Dataset rows for apps and sites:
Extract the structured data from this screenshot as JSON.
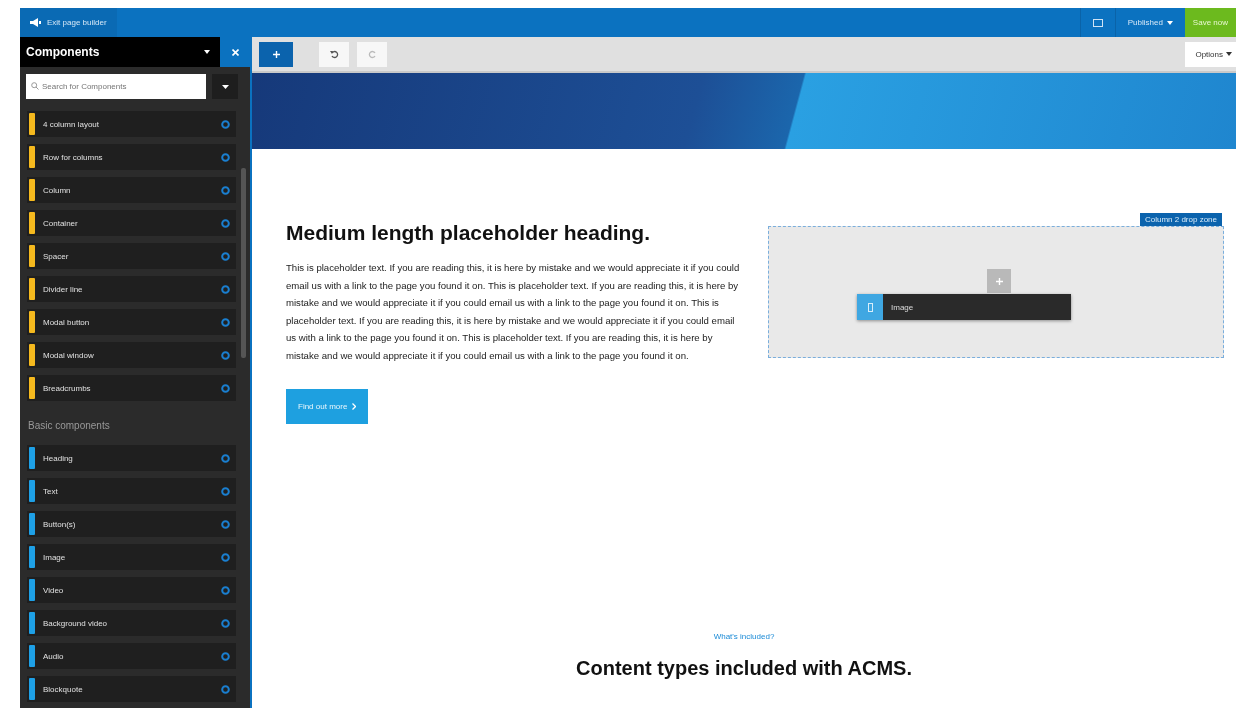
{
  "top_bar": {
    "exit_label": "Exit page builder",
    "status": "Published",
    "save_label": "Save now"
  },
  "sidebar": {
    "title": "Components",
    "search": {
      "placeholder": "Search for Components"
    },
    "groups": [
      {
        "color": "#f5b91e",
        "items": [
          "4 column layout",
          "Row for columns",
          "Column",
          "Container",
          "Spacer",
          "Divider line",
          "Modal button",
          "Modal window",
          "Breadcrumbs"
        ]
      },
      {
        "heading": "Basic components",
        "color": "#1ea0e6",
        "items": [
          "Heading",
          "Text",
          "Button(s)",
          "Image",
          "Video",
          "Background video",
          "Audio",
          "Blockquote"
        ]
      }
    ]
  },
  "toolbar": {
    "options_label": "Options"
  },
  "content": {
    "heading": "Medium length placeholder heading.",
    "paragraph": "This is placeholder text. If you are reading this, it is here by mistake and we would appreciate it if you could email us with a link to the page you found it on. This is placeholder text. If you are reading this, it is here by mistake and we would appreciate it if you could email us with a link to the page you found it on. This is placeholder text. If you are reading this, it is here by mistake and we would appreciate it if you could email us with a link to the page you found it on. This is placeholder text. If you are reading this, it is here by mistake and we would appreciate it if you could email us with a link to the page you found it on.",
    "button_label": "Find out more",
    "drop_zone": {
      "label": "Column 2 drop zone",
      "dragged_item": "Image"
    },
    "section_kicker": "What's included?",
    "section_heading": "Content types included with ACMS."
  }
}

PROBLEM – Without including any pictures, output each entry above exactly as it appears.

PROBLEM SOLUTION –
Extract the structured data from this screenshot as JSON.
{
  "top_bar": {
    "exit_label": "Exit page builder",
    "status": "Published",
    "save_label": "Save now"
  },
  "sidebar": {
    "title": "Components",
    "search": {
      "placeholder": "Search for Components"
    },
    "groups": [
      {
        "color": "#f5b91e",
        "items": [
          "4 column layout",
          "Row for columns",
          "Column",
          "Container",
          "Spacer",
          "Divider line",
          "Modal button",
          "Modal window",
          "Breadcrumbs"
        ]
      },
      {
        "heading": "Basic components",
        "color": "#1ea0e6",
        "items": [
          "Heading",
          "Text",
          "Button(s)",
          "Image",
          "Video",
          "Background video",
          "Audio",
          "Blockquote"
        ]
      }
    ]
  },
  "toolbar": {
    "options_label": "Options"
  },
  "content": {
    "heading": "Medium length placeholder heading.",
    "paragraph": "This is placeholder text. If you are reading this, it is here by mistake and we would appreciate it if you could email us with a link to the page you found it on. This is placeholder text. If you are reading this, it is here by mistake and we would appreciate it if you could email us with a link to the page you found it on. This is placeholder text. If you are reading this, it is here by mistake and we would appreciate it if you could email us with a link to the page you found it on. This is placeholder text. If you are reading this, it is here by mistake and we would appreciate it if you could email us with a link to the page you found it on.",
    "button_label": "Find out more",
    "drop_zone": {
      "label": "Column 2 drop zone",
      "dragged_item": "Image"
    },
    "section_kicker": "What's included?",
    "section_heading": "Content types included with ACMS."
  }
}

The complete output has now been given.